[Prompt]: Only the lines containing "description" should appear in the answer, copied from the listing below.

--- START ---

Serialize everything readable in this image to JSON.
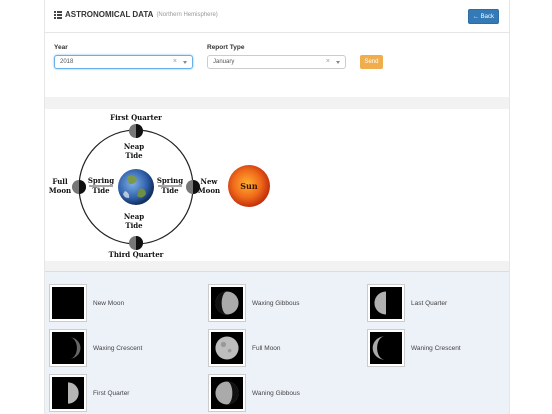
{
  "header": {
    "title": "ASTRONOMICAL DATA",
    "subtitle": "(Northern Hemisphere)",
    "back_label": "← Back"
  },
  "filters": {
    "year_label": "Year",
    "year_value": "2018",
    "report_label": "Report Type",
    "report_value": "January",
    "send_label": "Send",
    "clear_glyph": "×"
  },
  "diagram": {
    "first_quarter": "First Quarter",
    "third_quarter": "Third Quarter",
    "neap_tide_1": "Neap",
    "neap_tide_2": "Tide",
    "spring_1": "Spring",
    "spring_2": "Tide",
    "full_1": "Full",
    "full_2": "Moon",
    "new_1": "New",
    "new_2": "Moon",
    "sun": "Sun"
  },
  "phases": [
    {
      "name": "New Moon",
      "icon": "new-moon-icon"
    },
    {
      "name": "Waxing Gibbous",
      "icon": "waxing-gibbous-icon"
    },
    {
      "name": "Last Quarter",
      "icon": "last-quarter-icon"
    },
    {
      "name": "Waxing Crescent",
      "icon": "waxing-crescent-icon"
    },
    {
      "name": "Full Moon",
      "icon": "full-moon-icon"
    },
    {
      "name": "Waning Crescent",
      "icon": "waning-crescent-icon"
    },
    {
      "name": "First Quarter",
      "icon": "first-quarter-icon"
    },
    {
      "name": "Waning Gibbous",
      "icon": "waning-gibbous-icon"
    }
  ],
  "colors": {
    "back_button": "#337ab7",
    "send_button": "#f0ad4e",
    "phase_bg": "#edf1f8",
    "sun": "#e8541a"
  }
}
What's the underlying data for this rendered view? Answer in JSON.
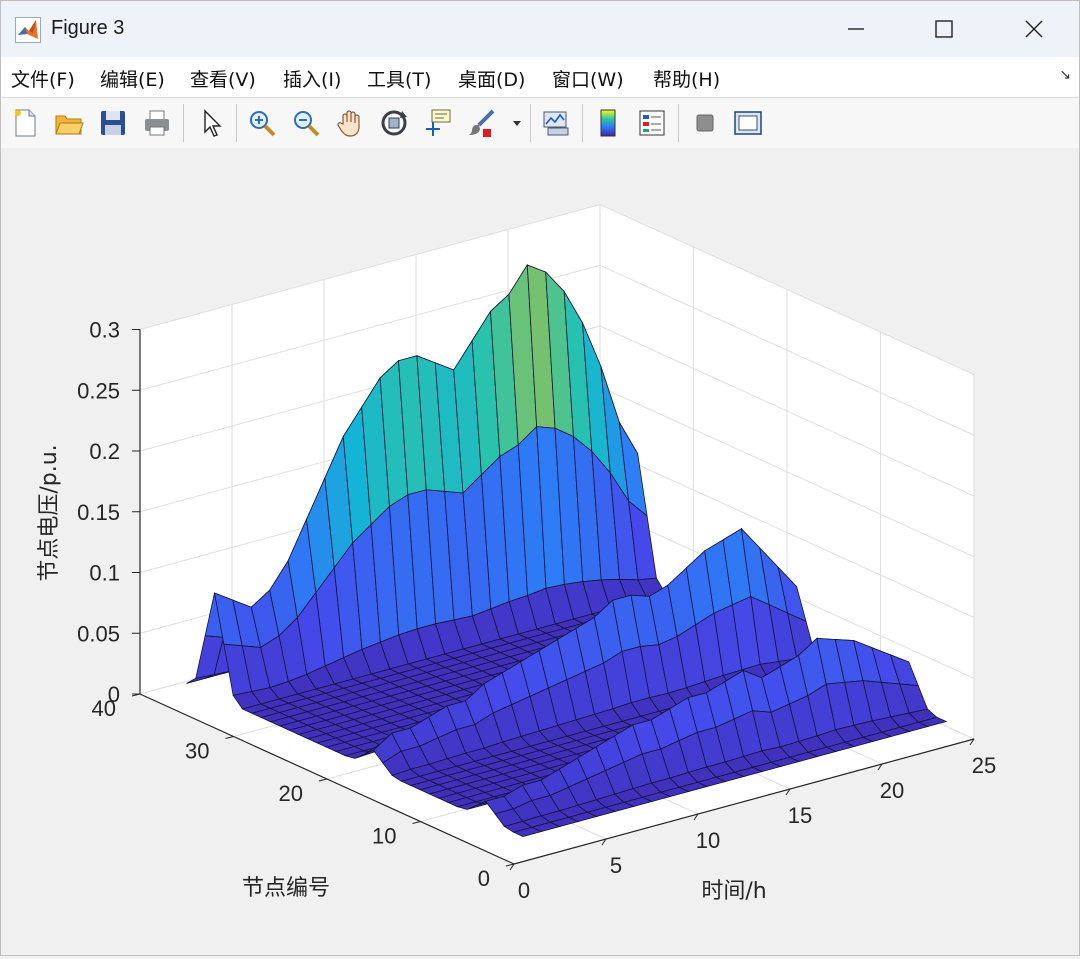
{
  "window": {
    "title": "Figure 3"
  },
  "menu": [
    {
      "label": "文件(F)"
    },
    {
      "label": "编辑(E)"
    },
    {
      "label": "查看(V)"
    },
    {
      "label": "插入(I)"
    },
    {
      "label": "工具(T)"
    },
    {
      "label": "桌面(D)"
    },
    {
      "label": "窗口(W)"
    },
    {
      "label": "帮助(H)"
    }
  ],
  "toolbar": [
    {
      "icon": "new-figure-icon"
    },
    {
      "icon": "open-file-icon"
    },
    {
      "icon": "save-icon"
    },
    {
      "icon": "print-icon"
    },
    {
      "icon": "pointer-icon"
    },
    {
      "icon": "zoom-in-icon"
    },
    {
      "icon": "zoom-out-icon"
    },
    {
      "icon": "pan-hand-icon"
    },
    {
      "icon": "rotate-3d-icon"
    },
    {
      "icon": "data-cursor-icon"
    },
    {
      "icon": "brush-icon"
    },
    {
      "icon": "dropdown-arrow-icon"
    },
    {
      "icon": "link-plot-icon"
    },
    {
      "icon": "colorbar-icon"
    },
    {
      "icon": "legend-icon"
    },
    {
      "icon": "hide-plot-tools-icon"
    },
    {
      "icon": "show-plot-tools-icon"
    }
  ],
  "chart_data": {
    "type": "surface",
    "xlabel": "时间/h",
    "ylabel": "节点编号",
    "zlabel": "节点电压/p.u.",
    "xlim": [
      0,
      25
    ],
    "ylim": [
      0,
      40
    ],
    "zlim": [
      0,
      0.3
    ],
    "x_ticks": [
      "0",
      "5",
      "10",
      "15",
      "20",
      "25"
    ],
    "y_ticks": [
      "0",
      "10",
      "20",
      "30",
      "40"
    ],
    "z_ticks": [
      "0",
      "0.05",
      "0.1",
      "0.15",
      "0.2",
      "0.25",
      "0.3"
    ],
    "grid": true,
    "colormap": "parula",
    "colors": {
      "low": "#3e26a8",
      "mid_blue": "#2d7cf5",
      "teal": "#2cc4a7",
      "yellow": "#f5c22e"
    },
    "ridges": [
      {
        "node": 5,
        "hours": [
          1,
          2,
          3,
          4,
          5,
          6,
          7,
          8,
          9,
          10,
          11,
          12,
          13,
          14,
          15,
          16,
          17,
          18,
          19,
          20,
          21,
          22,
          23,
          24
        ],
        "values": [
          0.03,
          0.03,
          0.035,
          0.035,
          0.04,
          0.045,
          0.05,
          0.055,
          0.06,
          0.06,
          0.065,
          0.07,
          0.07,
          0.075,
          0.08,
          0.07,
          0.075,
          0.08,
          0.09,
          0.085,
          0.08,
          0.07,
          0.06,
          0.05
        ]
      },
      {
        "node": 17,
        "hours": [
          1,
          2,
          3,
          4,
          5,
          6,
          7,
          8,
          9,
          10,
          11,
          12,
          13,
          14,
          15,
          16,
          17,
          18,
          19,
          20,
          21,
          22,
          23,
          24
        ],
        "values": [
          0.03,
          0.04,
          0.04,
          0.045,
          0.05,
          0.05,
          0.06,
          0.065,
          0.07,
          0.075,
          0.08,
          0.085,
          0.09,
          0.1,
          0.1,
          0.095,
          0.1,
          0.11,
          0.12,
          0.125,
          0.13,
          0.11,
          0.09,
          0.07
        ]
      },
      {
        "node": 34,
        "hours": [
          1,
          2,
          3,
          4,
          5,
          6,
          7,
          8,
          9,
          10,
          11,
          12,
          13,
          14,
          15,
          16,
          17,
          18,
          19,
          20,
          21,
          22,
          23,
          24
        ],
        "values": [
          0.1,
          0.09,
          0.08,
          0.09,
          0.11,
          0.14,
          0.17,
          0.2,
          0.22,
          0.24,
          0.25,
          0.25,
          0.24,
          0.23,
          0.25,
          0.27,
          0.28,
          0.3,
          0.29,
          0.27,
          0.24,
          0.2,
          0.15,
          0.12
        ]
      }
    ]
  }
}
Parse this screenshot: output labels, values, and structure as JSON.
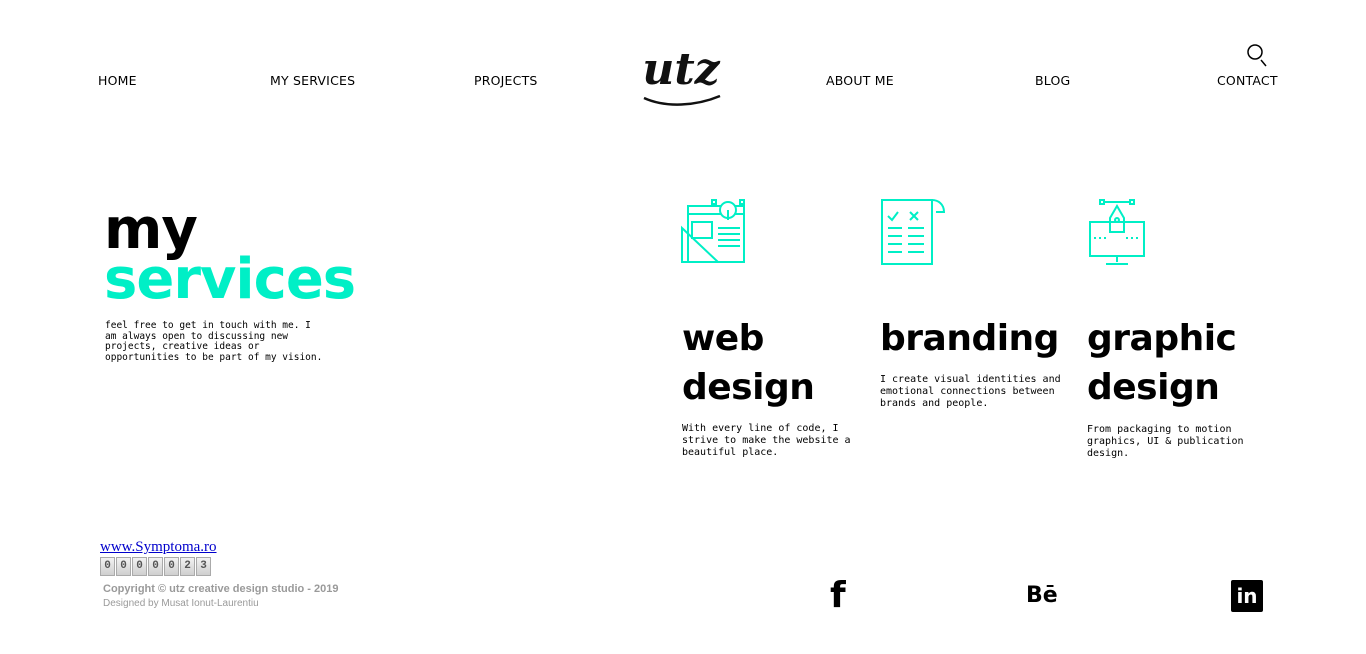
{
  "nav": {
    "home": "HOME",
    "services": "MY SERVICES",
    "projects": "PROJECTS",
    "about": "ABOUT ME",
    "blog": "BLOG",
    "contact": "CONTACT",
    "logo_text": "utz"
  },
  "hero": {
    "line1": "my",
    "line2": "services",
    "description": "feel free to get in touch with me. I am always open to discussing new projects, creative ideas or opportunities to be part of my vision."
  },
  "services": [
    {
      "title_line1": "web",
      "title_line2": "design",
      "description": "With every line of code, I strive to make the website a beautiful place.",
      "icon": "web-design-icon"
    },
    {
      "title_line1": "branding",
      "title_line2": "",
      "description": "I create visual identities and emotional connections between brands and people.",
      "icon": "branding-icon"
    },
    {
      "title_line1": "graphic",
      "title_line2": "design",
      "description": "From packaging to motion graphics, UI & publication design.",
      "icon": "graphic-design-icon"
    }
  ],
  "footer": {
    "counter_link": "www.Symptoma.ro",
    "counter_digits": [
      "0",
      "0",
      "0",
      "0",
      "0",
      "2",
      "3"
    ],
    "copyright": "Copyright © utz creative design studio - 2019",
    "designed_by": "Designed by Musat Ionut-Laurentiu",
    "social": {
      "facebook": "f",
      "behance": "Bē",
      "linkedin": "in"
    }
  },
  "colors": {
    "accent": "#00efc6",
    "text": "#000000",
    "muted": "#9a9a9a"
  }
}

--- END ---

[Expected answer]:
    "description": "feel free to get in touch with me. I am always open to discussing new projects, creative ideas or opportunities to be part of my vision."
      "description": "With every line of code, I strive to make the website a beautiful place.",
      "description": "I create visual identities and emotional connections between brands and people.",
      "description": "From packaging to motion graphics, UI & publication design.",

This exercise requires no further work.